Video of fatal shooting outside Salvation Army released
Ex-informant asked to be shot, records say
Surveillance cameras outside a Salvation Army housing facility captured Danny Jones in his red pickup truck as it lurched toward the building’s front door moments before smoke filled the air as officers opened fire last August.
Jones, a former confidential informant working for the Spokane Police Department as a drug buyer, was not armed. But witnesses say he asked to be shot and claimed to be high at the time of the killing, according to public records obtained by The Spokesman-Review.
The Spokane County Prosecutor’s Office announced earlier this month its decision not to seek criminal charges in the case against the four Spokane police officers who shot and killed Jones, 40, on Aug. 22, 2013. Those officers told investigators they feared for the safety of themselves, people inside the building and other drivers after Jones rammed another motorist on Division Street and led multiple officers on a chase to the Salvation Army’s parking lot.
On the day of the incident, police said that Jones had rammed multiple patrol cars before he was shot – an allegation also contained in the official investigation. Video triggered by motion sensors on cameras outside the building does not clearly show such contact, but it does show Jones rev the engine toward the front door of the Salvation Army building. At least one man inside the building hustled away in response, an interior camera shows.

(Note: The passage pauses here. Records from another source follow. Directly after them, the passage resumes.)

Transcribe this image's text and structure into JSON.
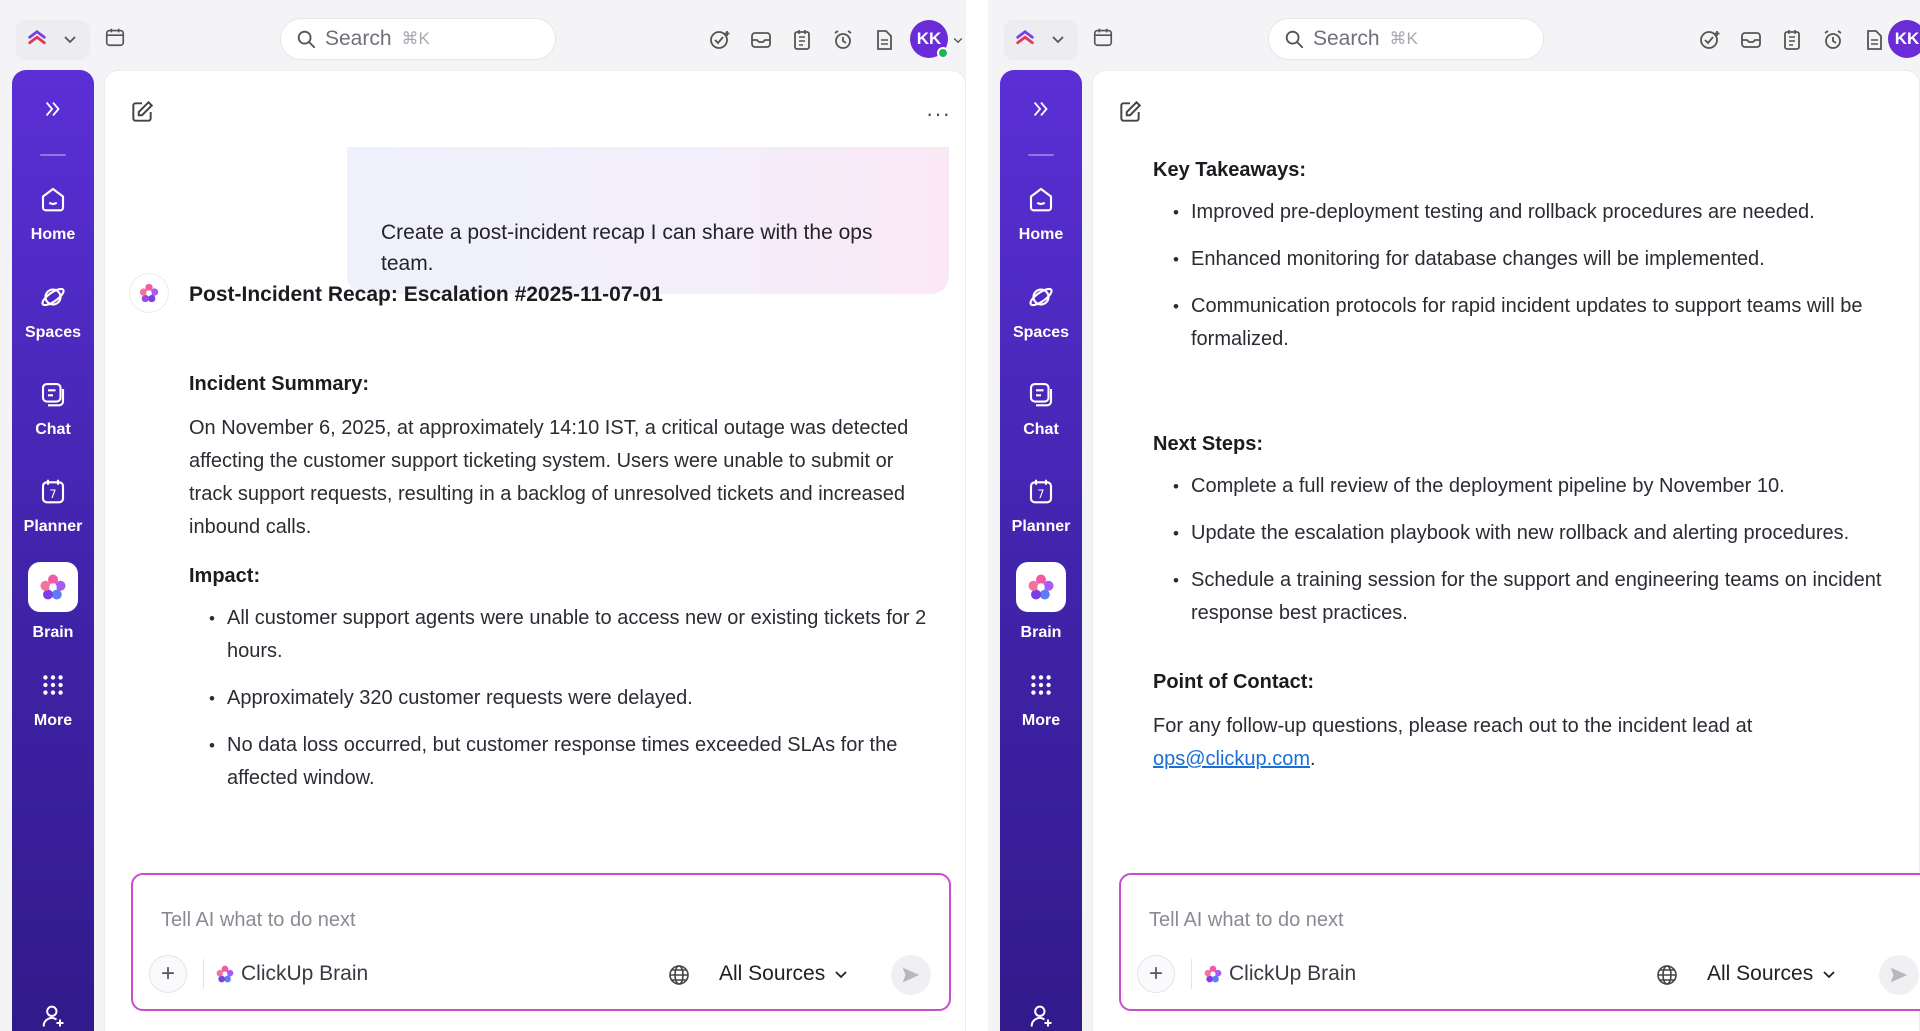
{
  "nav": {
    "items": [
      {
        "label": "Home",
        "icon": "home-icon"
      },
      {
        "label": "Spaces",
        "icon": "spaces-icon"
      },
      {
        "label": "Chat",
        "icon": "chat-icon"
      },
      {
        "label": "Planner",
        "icon": "planner-icon"
      },
      {
        "label": "Brain",
        "icon": "brain-icon"
      },
      {
        "label": "More",
        "icon": "grid-icon"
      }
    ]
  },
  "topbar": {
    "search_label": "Search",
    "search_shortcut": "⌘K",
    "avatar_initials": "KK"
  },
  "left": {
    "user_message": "Create a post-incident recap I can share with the ops team.",
    "recap_title": "Post-Incident Recap: Escalation #2025-11-07-01",
    "summary_heading": "Incident Summary:",
    "summary_text": "On November 6, 2025, at approximately 14:10 IST, a critical outage was detected affecting the customer support ticketing system. Users were unable to submit or track support requests, resulting in a backlog of unresolved tickets and increased inbound calls.",
    "impact_heading": "Impact:",
    "impact_items": [
      "All customer support agents were unable to access new or existing tickets for 2 hours.",
      "Approximately 320 customer requests were delayed.",
      "No data loss occurred, but customer response times exceeded SLAs for the affected window."
    ]
  },
  "right": {
    "takeaways_heading": "Key Takeaways:",
    "takeaways_items": [
      "Improved pre-deployment testing and rollback procedures are needed.",
      "Enhanced monitoring for database changes will be implemented.",
      "Communication protocols for rapid incident updates to support teams will be formalized."
    ],
    "next_heading": "Next Steps:",
    "next_items": [
      "Complete a full review of the deployment pipeline by November 10.",
      "Update the escalation playbook with new rollback and alerting procedures.",
      "Schedule a training session for the support and engineering teams on incident response best practices."
    ],
    "contact_heading": "Point of Contact:",
    "contact_text": "For any follow-up questions, please reach out to the incident lead at",
    "contact_email": "ops@clickup.com",
    "contact_end": "."
  },
  "input": {
    "placeholder": "Tell AI what to do next",
    "brain_label": "ClickUp Brain",
    "sources_label": "All Sources"
  },
  "colors": {
    "sidebar": "#4a28b8",
    "accent": "#7b3fe4",
    "input_border": "#c64fcf",
    "link": "#1a6fd6"
  }
}
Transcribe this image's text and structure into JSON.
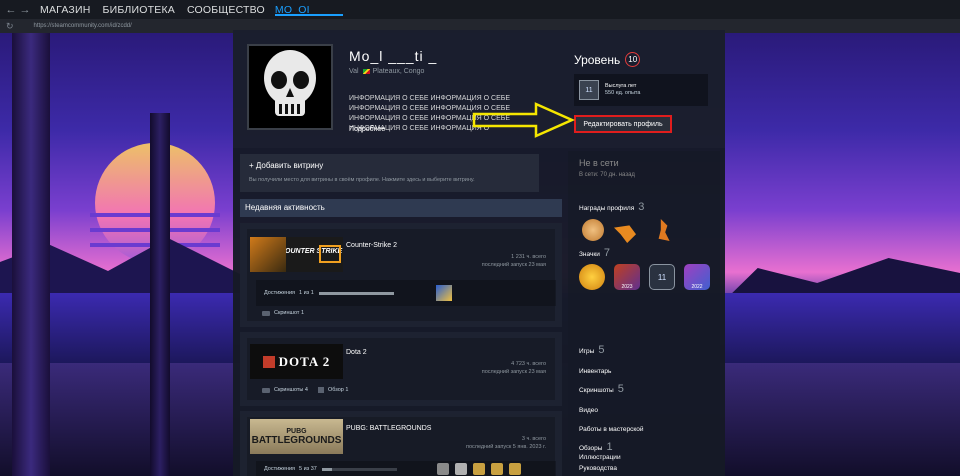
{
  "nav": {
    "back": "←",
    "forward": "→",
    "links": [
      "МАГАЗИН",
      "БИБЛИОТЕКА",
      "СООБЩЕСТВО"
    ],
    "active_link": "MO_OI__",
    "reload": "↻",
    "url": "https://steamcommunity.com/id/zcdd/"
  },
  "profile": {
    "persona_name": "Mo_l  ___ti _",
    "real_name": "Val",
    "location": "Plateaux, Congo",
    "summary": "ИНФОРМАЦИЯ О СЕБЕ ИНФОРМАЦИЯ О СЕБЕ ИНФОРМАЦИЯ О СЕБЕ ИНФОРМАЦИЯ О СЕБЕ ИНФОРМАЦИЯ О СЕБЕ ИНФОРМАЦИЯ О СЕБЕ ИНФОРМАЦИЯ О СЕБЕ ИНФОРМАЦИЯ О",
    "more_link": "Подробнее"
  },
  "level": {
    "title": "Уровень",
    "value": "10",
    "badge_value": "11",
    "badge_name": "Выслуга лет",
    "badge_xp": "550 ед. опыта"
  },
  "edit_button": "Редактировать профиль",
  "showcase": {
    "title": "+ Добавить витрину",
    "desc": "Вы получили место для витрины в своём профиле. Нажмите здесь и выберите витрину."
  },
  "activity": {
    "title": "Недавняя активность",
    "games": [
      {
        "name": "Counter-Strike 2",
        "capsule": "COUNTER STRIKE 2",
        "hours": "1 231 ч. всего",
        "last": "последний запуск 23 мая",
        "achievements_label": "Достижения",
        "achievements_count": "1 из 1",
        "achievements_progress": 1.0,
        "screenshots": "Скриншот 1"
      },
      {
        "name": "Dota 2",
        "capsule": "DOTA 2",
        "hours": "4 723 ч. всего",
        "last": "последний запуск 23 мая",
        "screenshots": "Скриншоты 4",
        "reviews": "Обзор 1"
      },
      {
        "name": "PUBG: BATTLEGROUNDS",
        "capsule_top": "PUBG",
        "capsule": "BATTLEGROUNDS",
        "hours": "3 ч. всего",
        "last": "последний запуск 5 янв. 2023 г.",
        "achievements_label": "Достижения",
        "achievements_count": "5 из 37",
        "achievements_progress": 0.135
      }
    ]
  },
  "sidebar": {
    "status": "Не в сети",
    "last_online": "В сети: 70 дн. назад",
    "awards_label": "Награды профиля",
    "awards_count": "3",
    "badges_label": "Значки",
    "badges_count": "7",
    "badge_years": [
      "2023",
      "11",
      "2022"
    ],
    "games_label": "Игры",
    "games_count": "5",
    "inventory": "Инвентарь",
    "screenshots_label": "Скриншоты",
    "screenshots_count": "5",
    "videos": "Видео",
    "workshop": "Работы в мастерской",
    "reviews_label": "Обзоры",
    "reviews_count": "1",
    "guides": "Руководства",
    "artwork": "Иллюстрации"
  },
  "colors": {
    "accent_blue": "#1a9fff",
    "edit_border": "#e01d1d",
    "arrow": "#f5e600",
    "level_ring": "#e23b3b"
  }
}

Jones was the fifth man killed by Spokane-area law enforcement in 2013. In all but one of those cases, prosecutors have cleared officials of any wrongdoing. Deputy Prosecutor Jack Driscoll said last month he has not yet reviewed the case of Will Berger, a man shot with a stun gun and placed in a neck hold to render him unconscious last June by Spokane County sheriff’s deputies at a Moran Prairie gym. Berger later died.
Driscoll wrote the prosecutor’s office’s opinion not to seek charges against Spokane police Lt. Kevin King and Officers Robert Collins, Corey Lyons and Scott Lesser in Jones’ death.
“It was reasonable for officers to conclude that Mr. Jones’ actions constituted a ‘threat of serious physical harm’ to both officers and civilians,” Driscoll wrote, adding there was no evidence of “evil intent” shown by the officers.
The investigative report prepared for prosecutorial review, totaling more than 700 pages of evidence, does not definitively say who fired first, though King told investigators he believed he was the first to pull the trigger. While King, Collins and Lyons were armed with service handguns, Lesser opened fire with an AR-15 assault rifle.
Lesser retrieved that rifle from his car, exchanging it for a nonlethal shotgun he had been carrying. According to his report, when he arrived on scene he noted that another officer was carrying nonlethal rounds and returned to his car to grab his rifle. There is no mention in the reports of why this was done.
Police spokeswoman Monique Cotton said department policy grants officers discretion in determining the reasonable amount of force to be used in each confrontation with a suspect.
“The use of deadly force is taken extremely seriously,” Cotton said.
There is no audio on the video, but multiple witnesses inside the building and officers in the parking lot told investigators Jones said he would not be taken alive and that he was high on drugs at the time of the shooting. Drugs were found in Jones’ system during an autopsy.
Cotton said officers act in those situations with the safety of the public in mind.
“Our primary goal is to protect public safety,” she said.
Jones’ family told officers that he worked as a confidential drug buyer for the department in the past but had been in prison in Western Washington just before he was shot. Detective Al Quist with the Spokane Police Department’s Special Investigations Unit confirmed to investigators that Jones was used in cases in the past. Jones had contacted Quist by phone as recently as a week before the shooting, claiming to have issues with his medications and that he was being followed by police, the report said.
Quist said Jones asked to work for the department again, but there were concerns his drug habit had returned. Quist made it clear to Jones in multiple meetings that took place in the weeks leading to the shooting that he was “black-balled” from the department, according to investigative reports.
Multiple witnesses said Jones rammed a white truck on Division Street, prompting the police pursuit. Jones had told Quist that he was being followed by an undercover policeman in a white truck in the weeks before the shooting, according to Quist’s statement to investigators. The driver of the white truck that morning was an Avista Corp. employee on his way to training classes.
Jones made a U-turn in the intersection at Division and River Drive to strike the truck after the two drivers exchanged words shortly after 6 a.m., according to witness statements. An initial near-collision had occurred farther south on Division, the driver of the other truck said.
Jones was wounded in his chin, neck, chest and arm. His lungs, spleen and diaphragm were shot straight through, according to an autopsy report.
Another officer in a patrol car on the south side of Jones’ truck ducked when officers fired from the north through the cab around 6:11 a.m., according to investigative reports.
After reviewing the case, Driscoll found enough evidence to show Jones posed a credible threat to the community, and the officers acted appropriately in response to that threat.
“The facts show, from both what was observed by officers, as well as by civilians, that Mr. Jones posed a serious threat to the officers or others,” he wrote.